Furthermore, some learners might need adaptive equipment to get the full value of their online education. For example, those with visual impairments may need a text-to-speech reader to follow onscreen instructions. Fortunately, you can find free programs to help with some disabilities, but others require you to shell out cash for specialty items.
4. Disparities in Technology Access
The pandemic made it all too stark how disparate technology access is in America. A crashed computer might not be the end of the world for someone with others in the home. If it’s the family’s only one, it could spell absenteeism and missed learning opportunities.

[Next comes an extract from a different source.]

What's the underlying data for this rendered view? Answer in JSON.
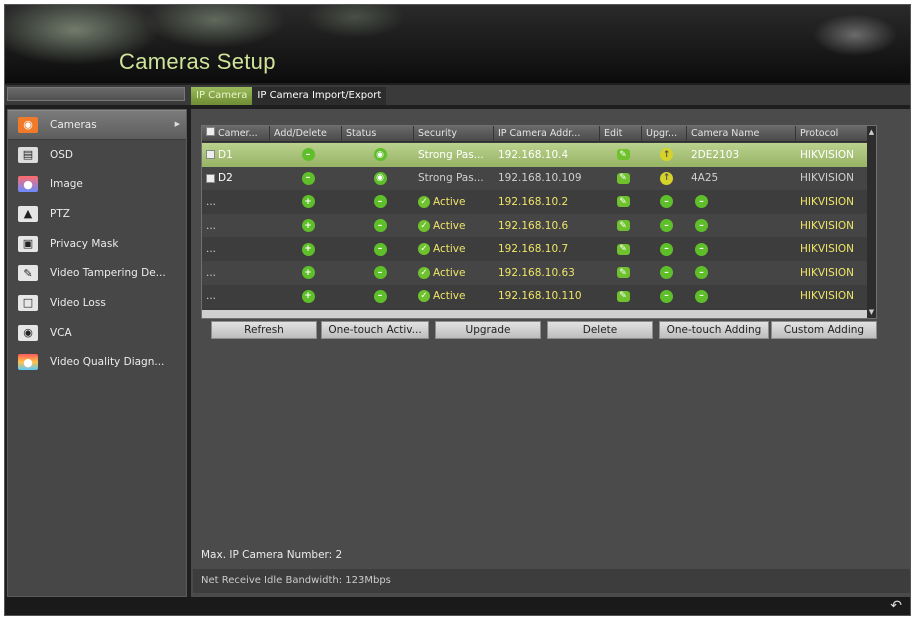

This disparity threatens to deepen the already vast income inequality in the U.S. As housing prices soar, more families flee to rural areas to avoid ever-rising rents. However, many such locations lack the kind of high-speed connection necessary to run today’s intense educational apps, at least consistently and well. Those remaining in urban areas might find themselves caught between affording a roof and internet access. Triage demands that they put survival first, even as they fall further behind.
5. The Need for Intrinsic Motivation
Finally, online education requires learners to harness their intrinsic motivation to complete their work. While this independence breeds resilience and time management skills, it risks frustrating those who lack the necessary knowledge of keeping themselves on task without a teacher hanging over their shoulders.
Online learners benefit from using a planner, perhaps even more so than those in traditional schools. It doesn’t matter if they choose an app or paper, as long as it helps keep them on track with upcoming assignments and critical dates. Teachers should devote class time to showing students how to manage their time, making estimates for tasks and adjusting them as need be. People aren’t born knowing how to stay organized, but a little guidance sets them sailing.
Negative Aspects of Online Education
Online education offers multiple benefits. It keeps learning going even when outside factors — like a pandemic — disrupt typical routines. It also allows students to attend schools they might not otherwise be able to access due to financial and travel constraints.
However, online education has its negative aspects for all its charms. Fortunately, building awareness of these potential pitfalls lets students and educators bypass them and enjoy the rich learning experience they desire and deserve.